N1-P2: Neural markers of temporal expectation and response discrimination in interval timing

Duzcu H., ÖZKURT T. E., Mapelli I., Hohenberger A.

ACTA NEUROBIOLOGIAE EXPERIMENTALIS, vol.79, no.2, pp.193-204, 2019 (SCI-Expanded) identifier identifier identifier

  • Publication Type: Article / Article
  • Volume: 79 Issue: 2
  • Publication Date: 2019
  • Doi Number: 10.21307/ane-2019-0017
  • Journal Indexes: Science Citation Index Expanded (SCI-EXPANDED), Scopus
  • Page Numbers: pp.193-204
  • Keywords: temporal expectation, interval timing, N1, P2, response discrimination, attention, EVENT-RELATED POTENTIALS, SELECTIVE ATTENTION, MECHANISMS, CHILDREN, TIME, INHIBITION, MODULATION, NONTARGET, DURATION, STIMULI
  • Middle East Technical University Affiliated: Yes


Humans use temporal regularities in their daily life to act in accordance with future events in the most efficient way. To achieve this, humans build temporal expectations and determine a template action that is in line with those expectations. In this temporal trisection study, we aimed to study the neurophysiological counterparts of temporal expectation and response discrimination.
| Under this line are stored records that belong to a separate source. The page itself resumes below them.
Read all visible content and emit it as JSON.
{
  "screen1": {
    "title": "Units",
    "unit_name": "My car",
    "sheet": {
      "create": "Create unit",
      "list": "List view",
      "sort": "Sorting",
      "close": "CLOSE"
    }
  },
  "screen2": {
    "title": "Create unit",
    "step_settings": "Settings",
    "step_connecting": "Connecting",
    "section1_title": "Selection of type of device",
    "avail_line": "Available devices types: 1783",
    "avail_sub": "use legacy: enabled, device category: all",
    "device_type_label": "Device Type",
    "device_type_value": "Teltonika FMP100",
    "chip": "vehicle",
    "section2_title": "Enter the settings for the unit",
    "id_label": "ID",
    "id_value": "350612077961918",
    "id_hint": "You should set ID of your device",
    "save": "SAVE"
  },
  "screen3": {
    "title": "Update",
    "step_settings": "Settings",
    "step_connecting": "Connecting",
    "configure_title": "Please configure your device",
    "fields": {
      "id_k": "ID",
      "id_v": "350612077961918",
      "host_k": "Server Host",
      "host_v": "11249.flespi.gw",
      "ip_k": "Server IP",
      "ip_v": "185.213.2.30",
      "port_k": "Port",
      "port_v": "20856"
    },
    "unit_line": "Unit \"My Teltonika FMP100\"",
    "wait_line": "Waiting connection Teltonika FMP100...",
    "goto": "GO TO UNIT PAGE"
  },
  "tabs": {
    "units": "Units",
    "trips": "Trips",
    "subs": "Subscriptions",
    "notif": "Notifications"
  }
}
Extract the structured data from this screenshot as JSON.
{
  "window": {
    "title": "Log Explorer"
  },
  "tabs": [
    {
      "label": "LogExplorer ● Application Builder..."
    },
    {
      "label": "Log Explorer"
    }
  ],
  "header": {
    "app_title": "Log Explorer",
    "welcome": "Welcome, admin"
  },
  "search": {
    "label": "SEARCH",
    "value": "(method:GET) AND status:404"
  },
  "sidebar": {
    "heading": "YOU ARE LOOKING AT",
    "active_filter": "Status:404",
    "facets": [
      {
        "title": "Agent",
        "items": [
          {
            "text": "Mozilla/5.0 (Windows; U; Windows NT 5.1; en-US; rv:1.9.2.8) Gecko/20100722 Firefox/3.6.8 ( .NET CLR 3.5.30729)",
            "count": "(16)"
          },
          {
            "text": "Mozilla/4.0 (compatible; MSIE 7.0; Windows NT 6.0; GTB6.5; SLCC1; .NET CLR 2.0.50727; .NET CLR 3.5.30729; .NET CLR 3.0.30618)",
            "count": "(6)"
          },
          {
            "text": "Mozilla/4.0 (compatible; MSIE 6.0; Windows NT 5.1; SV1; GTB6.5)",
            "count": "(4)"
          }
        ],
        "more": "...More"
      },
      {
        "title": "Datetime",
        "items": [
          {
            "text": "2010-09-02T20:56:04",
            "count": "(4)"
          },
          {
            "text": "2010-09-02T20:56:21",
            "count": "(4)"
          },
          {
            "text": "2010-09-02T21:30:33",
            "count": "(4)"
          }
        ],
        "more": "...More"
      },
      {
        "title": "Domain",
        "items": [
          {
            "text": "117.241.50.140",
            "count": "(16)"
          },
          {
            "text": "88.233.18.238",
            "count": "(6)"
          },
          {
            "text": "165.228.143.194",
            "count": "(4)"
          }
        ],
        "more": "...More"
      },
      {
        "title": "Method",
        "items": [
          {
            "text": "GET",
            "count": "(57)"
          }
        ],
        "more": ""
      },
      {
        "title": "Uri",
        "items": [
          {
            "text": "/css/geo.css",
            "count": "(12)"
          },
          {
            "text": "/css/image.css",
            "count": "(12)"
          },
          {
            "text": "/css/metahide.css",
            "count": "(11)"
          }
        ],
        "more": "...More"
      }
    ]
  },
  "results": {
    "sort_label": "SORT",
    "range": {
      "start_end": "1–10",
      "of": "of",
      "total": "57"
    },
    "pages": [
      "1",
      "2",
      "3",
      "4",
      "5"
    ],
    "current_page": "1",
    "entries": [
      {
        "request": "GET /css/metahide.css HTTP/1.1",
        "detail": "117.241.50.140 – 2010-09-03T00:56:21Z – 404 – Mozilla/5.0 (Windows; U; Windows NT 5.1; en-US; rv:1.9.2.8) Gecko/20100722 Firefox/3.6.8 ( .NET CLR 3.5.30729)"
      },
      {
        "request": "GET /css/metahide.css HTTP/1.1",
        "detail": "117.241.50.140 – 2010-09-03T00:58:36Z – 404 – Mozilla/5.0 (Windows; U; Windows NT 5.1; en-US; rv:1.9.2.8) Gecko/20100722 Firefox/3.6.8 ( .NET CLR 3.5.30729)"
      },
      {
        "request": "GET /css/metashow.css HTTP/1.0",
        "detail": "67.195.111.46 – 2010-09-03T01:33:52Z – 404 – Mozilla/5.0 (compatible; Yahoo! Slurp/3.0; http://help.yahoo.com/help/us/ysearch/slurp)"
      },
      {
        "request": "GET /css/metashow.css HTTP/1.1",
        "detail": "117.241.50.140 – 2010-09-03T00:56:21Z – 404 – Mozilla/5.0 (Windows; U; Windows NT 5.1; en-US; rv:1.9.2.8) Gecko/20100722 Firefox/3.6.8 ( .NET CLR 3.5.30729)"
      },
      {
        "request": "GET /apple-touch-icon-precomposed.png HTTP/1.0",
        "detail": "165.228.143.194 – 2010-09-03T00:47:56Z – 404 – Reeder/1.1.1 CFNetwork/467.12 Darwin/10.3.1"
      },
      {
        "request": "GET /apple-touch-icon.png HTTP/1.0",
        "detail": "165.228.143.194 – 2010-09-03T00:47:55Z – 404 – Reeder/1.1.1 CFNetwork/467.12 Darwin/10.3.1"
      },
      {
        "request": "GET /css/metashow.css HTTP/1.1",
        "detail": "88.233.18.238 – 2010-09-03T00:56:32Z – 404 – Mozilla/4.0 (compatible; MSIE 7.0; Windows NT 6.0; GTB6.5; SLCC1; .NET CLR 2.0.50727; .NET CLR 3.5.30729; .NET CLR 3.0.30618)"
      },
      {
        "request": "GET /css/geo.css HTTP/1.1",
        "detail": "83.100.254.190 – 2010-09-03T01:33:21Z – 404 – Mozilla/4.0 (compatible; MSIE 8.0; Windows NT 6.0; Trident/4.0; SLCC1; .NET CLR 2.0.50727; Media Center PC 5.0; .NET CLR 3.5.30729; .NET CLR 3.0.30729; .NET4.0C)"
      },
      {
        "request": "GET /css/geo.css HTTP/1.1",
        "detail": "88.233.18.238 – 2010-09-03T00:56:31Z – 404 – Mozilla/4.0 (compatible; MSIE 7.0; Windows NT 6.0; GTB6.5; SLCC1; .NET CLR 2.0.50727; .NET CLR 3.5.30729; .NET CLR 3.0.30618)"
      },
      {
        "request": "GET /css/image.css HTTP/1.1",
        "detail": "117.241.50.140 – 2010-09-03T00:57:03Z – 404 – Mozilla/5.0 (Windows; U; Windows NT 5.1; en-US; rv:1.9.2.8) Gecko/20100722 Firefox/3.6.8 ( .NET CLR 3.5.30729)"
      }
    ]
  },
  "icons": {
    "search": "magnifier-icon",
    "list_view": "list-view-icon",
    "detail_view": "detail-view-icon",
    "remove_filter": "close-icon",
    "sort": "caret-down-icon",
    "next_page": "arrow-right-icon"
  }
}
We investigated amplitude variations of early event-related potentials (ERPs) while manipulating time intervals. We measured temporal expectation-related attenuation of neural activity and response discrimination processes in N1 and P2 ERP components. Results showed that the amplitude of the N1 component was attenuated for the predicted task-relevant temporal location of a response decision. The P2 amplitude, in contrast, was enhanced for a discriminated response in comparison to a template response. The present study supports a link between the different functional associations of the N1 and P2 components within the requirements of a timing task. N1-related amplitude modulation can determine a change in expectation level during timing. The amplitude regulation of the P2 component, in contrast, explains temporal discrimination in both expected and unexpected temporal locations. In addition to expectation-related modulation, our results suggest an additional regulation of the N1 amplitude that is linked to attention. The effect was observed in instances that included a prediction error of a task-relevant temporal location for a response decision. In conclusion, our study contributes to the growing neurocognitive literature on interval timing by capturing different aspects of a timing task; namely, NI-related expectation and P2-related response discrimination processes.